In our own post-Christian time, the concept of “world” in the sense in which Christ used it can be felt very clearly.  Lands which were originally Christian are now either officially atheist or are neutral towards religion.  Faith is considered as a private affair for the citizens.

A recent Divine Liturgy at the Entrance of the Gospel

Centuries have passed since nations’ leaders, in their speeches, openly stated that they believed in God, appealed for His help, or did something to glorify His Name.

Man has now officially and publicly forgotten God.  Turning his back on God, he now looks after the affairs of the world by the power of his own genius.

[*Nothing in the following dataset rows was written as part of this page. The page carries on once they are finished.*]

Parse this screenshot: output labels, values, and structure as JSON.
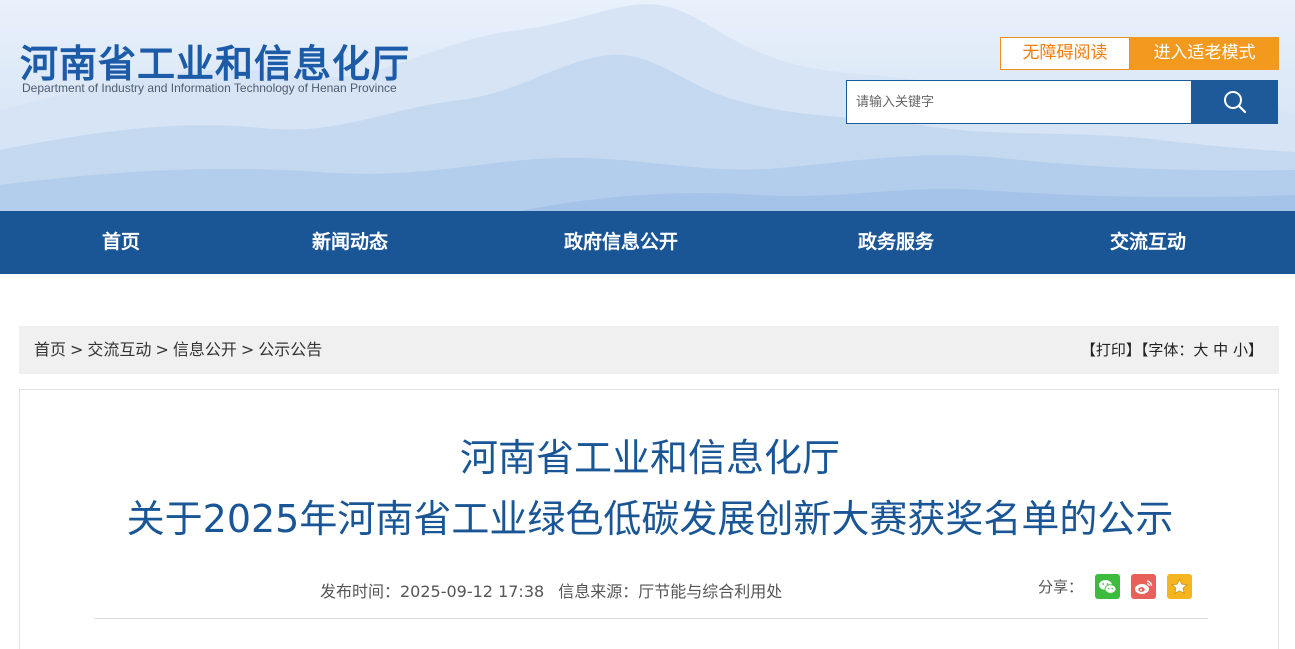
{
  "header": {
    "logo_cn": "河南省工业和信息化厅",
    "logo_en": "Department of Industry and Information Technology of Henan Province",
    "accessibility_label": "无障碍阅读",
    "elder_mode_label": "进入适老模式",
    "search": {
      "placeholder": "请输入关键字"
    }
  },
  "nav": {
    "items": [
      {
        "label": "首页"
      },
      {
        "label": "新闻动态"
      },
      {
        "label": "政府信息公开"
      },
      {
        "label": "政务服务"
      },
      {
        "label": "交流互动"
      }
    ]
  },
  "breadcrumb": {
    "items": [
      "首页",
      "交流互动",
      "信息公开",
      "公示公告"
    ],
    "separator": ">"
  },
  "tools": {
    "print_label": "【打印】",
    "font_prefix": "【字体：",
    "font_large": "大",
    "font_medium": "中",
    "font_small": "小",
    "font_suffix": "】"
  },
  "article": {
    "title_line1": "河南省工业和信息化厅",
    "title_line2": "关于2025年河南省工业绿色低碳发展创新大赛获奖名单的公示",
    "publish_time": "发布时间：2025-09-12 17:38",
    "source": "信息来源：厅节能与综合利用处",
    "share_label": "分享："
  },
  "colors": {
    "brand_blue": "#1a5696",
    "accent_orange": "#f39a1e",
    "wechat_green": "#3dbb3d",
    "weibo_red": "#e8605a",
    "favorite_yellow": "#f5b51e"
  },
  "icons": [
    "search-icon",
    "wechat-icon",
    "weibo-icon",
    "star-icon"
  ]
}
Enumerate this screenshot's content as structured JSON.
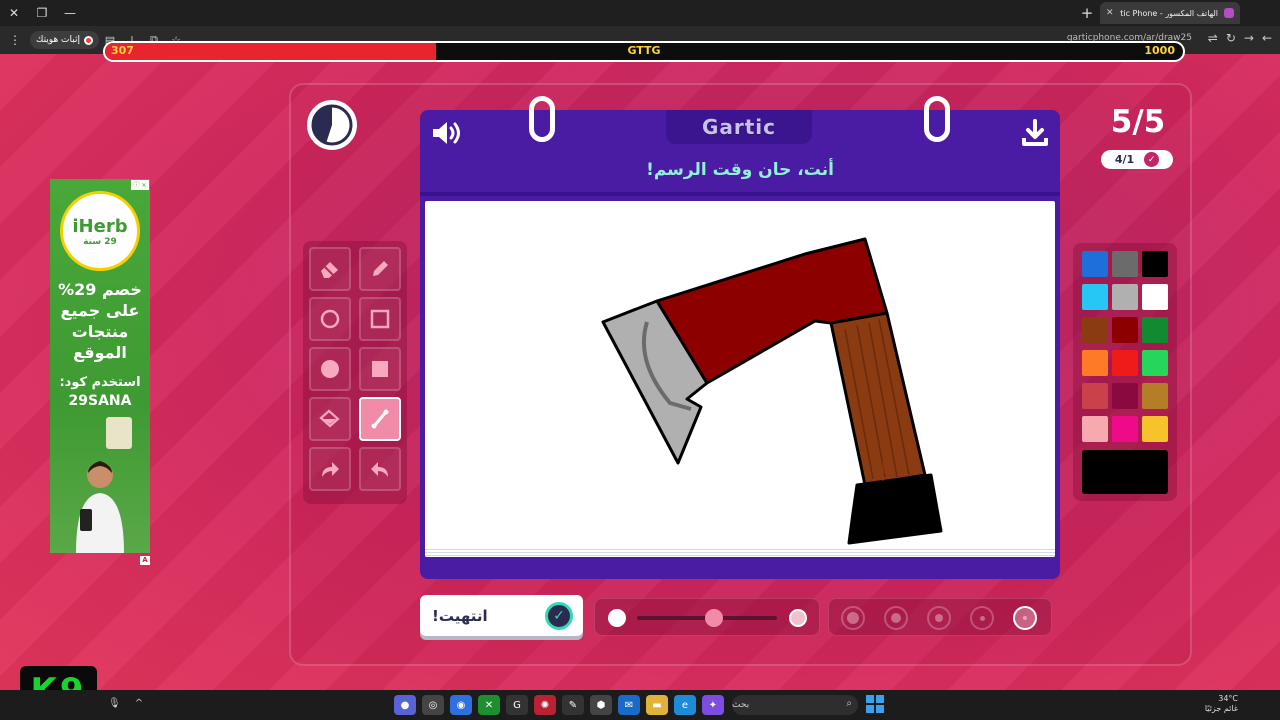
{
  "browser": {
    "tab_title": "الهاتف المكسور - Gartic Phone",
    "new_tab_label": "+",
    "close_tab_label": "✕",
    "window_close": "✕",
    "window_restore": "❐",
    "window_minimize": "—",
    "record_chip_label": "إثبات هويتك",
    "url": "garticphone.com/ar/draw25",
    "menu_label": "⋮"
  },
  "overlay": {
    "progress_current": "307",
    "progress_label": "GTTG",
    "progress_goal": "1000",
    "progress_fraction": 0.307
  },
  "game": {
    "logo_text": "Gartic",
    "prompt": "أنت، حان وقت الرسم!",
    "round": "5/5",
    "done_count": "4/1",
    "done_button_label": "انتهيت!",
    "timer_remaining_fraction": 0.45
  },
  "tools": [
    {
      "name": "eraser",
      "active": false
    },
    {
      "name": "pencil",
      "active": false
    },
    {
      "name": "circle-outline",
      "active": false
    },
    {
      "name": "square-outline",
      "active": false
    },
    {
      "name": "circle-filled",
      "active": false
    },
    {
      "name": "square-filled",
      "active": false
    },
    {
      "name": "fill-bucket",
      "active": false
    },
    {
      "name": "line",
      "active": true
    },
    {
      "name": "redo",
      "active": false
    },
    {
      "name": "undo",
      "active": false
    }
  ],
  "palette": {
    "colors": [
      "#1e6fd9",
      "#6b6b6b",
      "#000000",
      "#26c6f5",
      "#b0b0b0",
      "#ffffff",
      "#8a3b12",
      "#8c0000",
      "#118a31",
      "#ff7a26",
      "#ef1b1b",
      "#25d65a",
      "#c8414b",
      "#8a0a3f",
      "#b57d28",
      "#f7a9b0",
      "#ee0b8a",
      "#f7c32c"
    ],
    "current": "#000000"
  },
  "opacity_level": 0.55,
  "brush_sizes": [
    {
      "size": "xl",
      "active": false
    },
    {
      "size": "l",
      "active": false
    },
    {
      "size": "m",
      "active": false
    },
    {
      "size": "s",
      "active": false
    },
    {
      "size": "xs",
      "active": true
    }
  ],
  "ad": {
    "brand": "iHerb",
    "years": "29 سنة",
    "headline": "خصم 29% على جميع منتجات الموقع",
    "code_label": "استخدم كود:",
    "code": "29SANA",
    "badge": "A"
  },
  "stream_logo": "K9",
  "taskbar": {
    "search_placeholder": "بحث",
    "temperature": "34°C",
    "weather": "غائم جزئيًا"
  }
}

The Creator, from His own essential nature, endowed man with self-awareness, creativity, and a free will.

And what do we see in practice?  Separated from the will of God and indifferent to it, man’s free will is transformed, as the result of pride, suspicion and hatred, into a world-destroying power which causes both man and nature to groan.

Is there no place from which we might expect something decisively new, which could alter the direction of this development?

What if we are looking for solutions in the wrong direction?

Perhaps it is to be found in what has been left behind!

It came as good news “to all the nations” — as the Gospel.

Its influence can still be felt in all that is really beautiful, good, and right.

The Gospel has not come to nothing.  The Eucharist — whether celebrated secretly in the barracks of a concentration camp or in a gilded cathedral — contains the timeless presence of the new message.  There indeed time loses its meaning in an intersection of past, present and future, in the way in which Christ is at the same time both the Lamb of God who has taken away the sins of the world and the King of Glory raised to the glory of the Father.

Just as the Christians at the time of the martyrs met their crucified but risen Lord in Communion, so Christians in our time, who are “in the world but not of the world,” experience the Eucharist as the source of the power of their faith.

Again and again, this power is given to the weary traveler along God’s way.

Thus the “new” is continuously new and fresh in this age “till He comes.”

And until then, the Christian’s walking in newness of life (Rom 6:4) is from “Liturgy to Liturgy,” a perpetual longing for the Love Feast of the Kingdom of God.

From Archbishop Paul of Finland, The Feast of Faith (SVS Press).